- [Problem statement]: Every line in the records below that holds the word "label" is to be copied.

===== Task input

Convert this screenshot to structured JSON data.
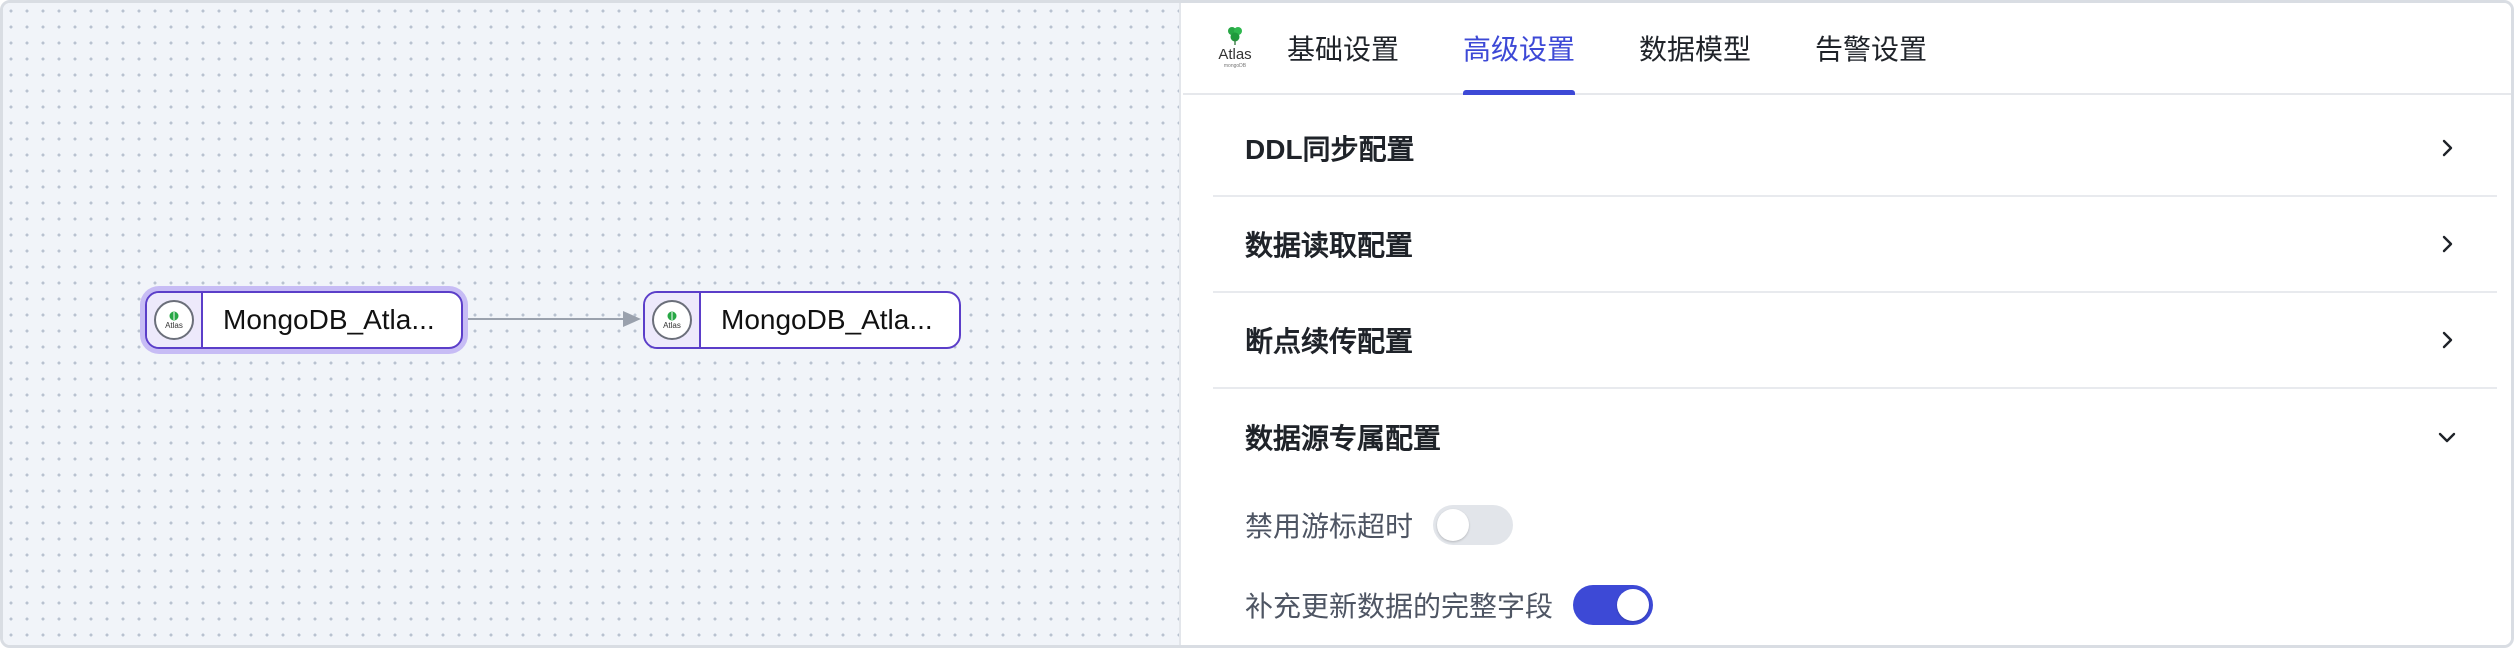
{
  "canvas": {
    "nodes": [
      {
        "label": "MongoDB_Atla...",
        "icon_text": "Atlas",
        "selected": true
      },
      {
        "label": "MongoDB_Atla...",
        "icon_text": "Atlas",
        "selected": false
      }
    ]
  },
  "panel": {
    "logo": {
      "text": "Atlas",
      "subtext": "mongoDB"
    },
    "tabs": [
      {
        "label": "基础设置",
        "active": false
      },
      {
        "label": "高级设置",
        "active": true
      },
      {
        "label": "数据模型",
        "active": false
      },
      {
        "label": "告警设置",
        "active": false
      }
    ],
    "sections": [
      {
        "title": "DDL同步配置",
        "expanded": false
      },
      {
        "title": "数据读取配置",
        "expanded": false
      },
      {
        "title": "断点续传配置",
        "expanded": false
      },
      {
        "title": "数据源专属配置",
        "expanded": true
      }
    ],
    "settings": [
      {
        "label": "禁用游标超时",
        "enabled": false
      },
      {
        "label": "补充更新数据的完整字段",
        "enabled": true
      }
    ]
  },
  "colors": {
    "accent": "#3d49d6",
    "node_border": "#5b3ec9",
    "leaf_green": "#27a745"
  },
  "icons": [
    "atlas-logo-icon",
    "chevron-right-icon",
    "chevron-down-icon",
    "arrow-edge"
  ]
}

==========

- [Solution below]:
        "label": "MongoDB_Atla...",
        "label": "MongoDB_Atla...",
        "label": "基础设置",
        "label": "高级设置",
        "label": "数据模型",
        "label": "告警设置",
        "label": "禁用游标超时",
        "label": "补充更新数据的完整字段",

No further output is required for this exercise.